*** Opening of Source material ***

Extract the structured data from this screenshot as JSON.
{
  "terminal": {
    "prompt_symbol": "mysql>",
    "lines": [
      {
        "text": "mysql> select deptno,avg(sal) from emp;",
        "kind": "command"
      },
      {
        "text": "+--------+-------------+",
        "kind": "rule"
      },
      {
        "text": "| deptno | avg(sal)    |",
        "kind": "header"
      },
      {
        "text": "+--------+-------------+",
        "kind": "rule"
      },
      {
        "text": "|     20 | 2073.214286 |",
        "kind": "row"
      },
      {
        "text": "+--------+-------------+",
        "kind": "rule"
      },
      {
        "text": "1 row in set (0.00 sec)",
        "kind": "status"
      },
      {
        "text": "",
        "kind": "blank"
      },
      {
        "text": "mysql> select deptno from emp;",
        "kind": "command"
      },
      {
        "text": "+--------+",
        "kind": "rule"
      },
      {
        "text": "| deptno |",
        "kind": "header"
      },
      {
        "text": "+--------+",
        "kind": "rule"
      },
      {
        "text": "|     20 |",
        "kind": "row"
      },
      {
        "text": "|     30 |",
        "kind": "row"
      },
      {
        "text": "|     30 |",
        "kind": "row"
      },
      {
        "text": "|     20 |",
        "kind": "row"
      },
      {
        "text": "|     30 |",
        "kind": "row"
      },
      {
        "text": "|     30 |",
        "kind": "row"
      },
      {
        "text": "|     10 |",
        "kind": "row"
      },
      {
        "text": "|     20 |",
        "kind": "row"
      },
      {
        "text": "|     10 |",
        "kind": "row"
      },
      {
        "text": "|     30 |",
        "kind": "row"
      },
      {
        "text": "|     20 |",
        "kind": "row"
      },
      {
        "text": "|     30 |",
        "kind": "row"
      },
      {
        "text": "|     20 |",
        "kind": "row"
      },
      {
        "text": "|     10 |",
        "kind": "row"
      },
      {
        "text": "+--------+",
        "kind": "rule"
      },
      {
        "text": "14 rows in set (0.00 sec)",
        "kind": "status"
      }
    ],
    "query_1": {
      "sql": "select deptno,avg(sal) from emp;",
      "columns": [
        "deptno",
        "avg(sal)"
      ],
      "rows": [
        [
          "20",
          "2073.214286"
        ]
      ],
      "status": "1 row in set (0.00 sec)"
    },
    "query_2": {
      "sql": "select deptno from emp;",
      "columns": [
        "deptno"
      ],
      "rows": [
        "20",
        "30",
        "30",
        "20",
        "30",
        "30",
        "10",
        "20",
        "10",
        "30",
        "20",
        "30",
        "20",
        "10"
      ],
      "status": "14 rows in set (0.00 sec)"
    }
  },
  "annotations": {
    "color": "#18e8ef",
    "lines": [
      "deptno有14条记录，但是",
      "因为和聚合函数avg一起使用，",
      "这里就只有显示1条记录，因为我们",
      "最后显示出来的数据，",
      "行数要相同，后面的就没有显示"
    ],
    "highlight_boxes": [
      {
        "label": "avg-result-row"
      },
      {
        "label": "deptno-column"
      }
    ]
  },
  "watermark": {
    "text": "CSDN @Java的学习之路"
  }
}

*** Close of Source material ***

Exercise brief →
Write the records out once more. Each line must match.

Worked solution →
Extract the structured data from this screenshot as JSON.
{
  "terminal": {
    "prompt_symbol": "mysql>",
    "lines": [
      {
        "text": "mysql> select deptno,avg(sal) from emp;",
        "kind": "command"
      },
      {
        "text": "+--------+-------------+",
        "kind": "rule"
      },
      {
        "text": "| deptno | avg(sal)    |",
        "kind": "header"
      },
      {
        "text": "+--------+-------------+",
        "kind": "rule"
      },
      {
        "text": "|     20 | 2073.214286 |",
        "kind": "row"
      },
      {
        "text": "+--------+-------------+",
        "kind": "rule"
      },
      {
        "text": "1 row in set (0.00 sec)",
        "kind": "status"
      },
      {
        "text": "",
        "kind": "blank"
      },
      {
        "text": "mysql> select deptno from emp;",
        "kind": "command"
      },
      {
        "text": "+--------+",
        "kind": "rule"
      },
      {
        "text": "| deptno |",
        "kind": "header"
      },
      {
        "text": "+--------+",
        "kind": "rule"
      },
      {
        "text": "|     20 |",
        "kind": "row"
      },
      {
        "text": "|     30 |",
        "kind": "row"
      },
      {
        "text": "|     30 |",
        "kind": "row"
      },
      {
        "text": "|     20 |",
        "kind": "row"
      },
      {
        "text": "|     30 |",
        "kind": "row"
      },
      {
        "text": "|     30 |",
        "kind": "row"
      },
      {
        "text": "|     10 |",
        "kind": "row"
      },
      {
        "text": "|     20 |",
        "kind": "row"
      },
      {
        "text": "|     10 |",
        "kind": "row"
      },
      {
        "text": "|     30 |",
        "kind": "row"
      },
      {
        "text": "|     20 |",
        "kind": "row"
      },
      {
        "text": "|     30 |",
        "kind": "row"
      },
      {
        "text": "|     20 |",
        "kind": "row"
      },
      {
        "text": "|     10 |",
        "kind": "row"
      },
      {
        "text": "+--------+",
        "kind": "rule"
      },
      {
        "text": "14 rows in set (0.00 sec)",
        "kind": "status"
      }
    ],
    "query_1": {
      "sql": "select deptno,avg(sal) from emp;",
      "columns": [
        "deptno",
        "avg(sal)"
      ],
      "rows": [
        [
          "20",
          "2073.214286"
        ]
      ],
      "status": "1 row in set (0.00 sec)"
    },
    "query_2": {
      "sql": "select deptno from emp;",
      "columns": [
        "deptno"
      ],
      "rows": [
        "20",
        "30",
        "30",
        "20",
        "30",
        "30",
        "10",
        "20",
        "10",
        "30",
        "20",
        "30",
        "20",
        "10"
      ],
      "status": "14 rows in set (0.00 sec)"
    }
  },
  "annotations": {
    "color": "#18e8ef",
    "lines": [
      "deptno有14条记录，但是",
      "因为和聚合函数avg一起使用，",
      "这里就只有显示1条记录，因为我们",
      "最后显示出来的数据，",
      "行数要相同，后面的就没有显示"
    ],
    "highlight_boxes": [
      {
        "label": "avg-result-row"
      },
      {
        "label": "deptno-column"
      }
    ]
  },
  "watermark": {
    "text": "CSDN @Java的学习之路"
  }
}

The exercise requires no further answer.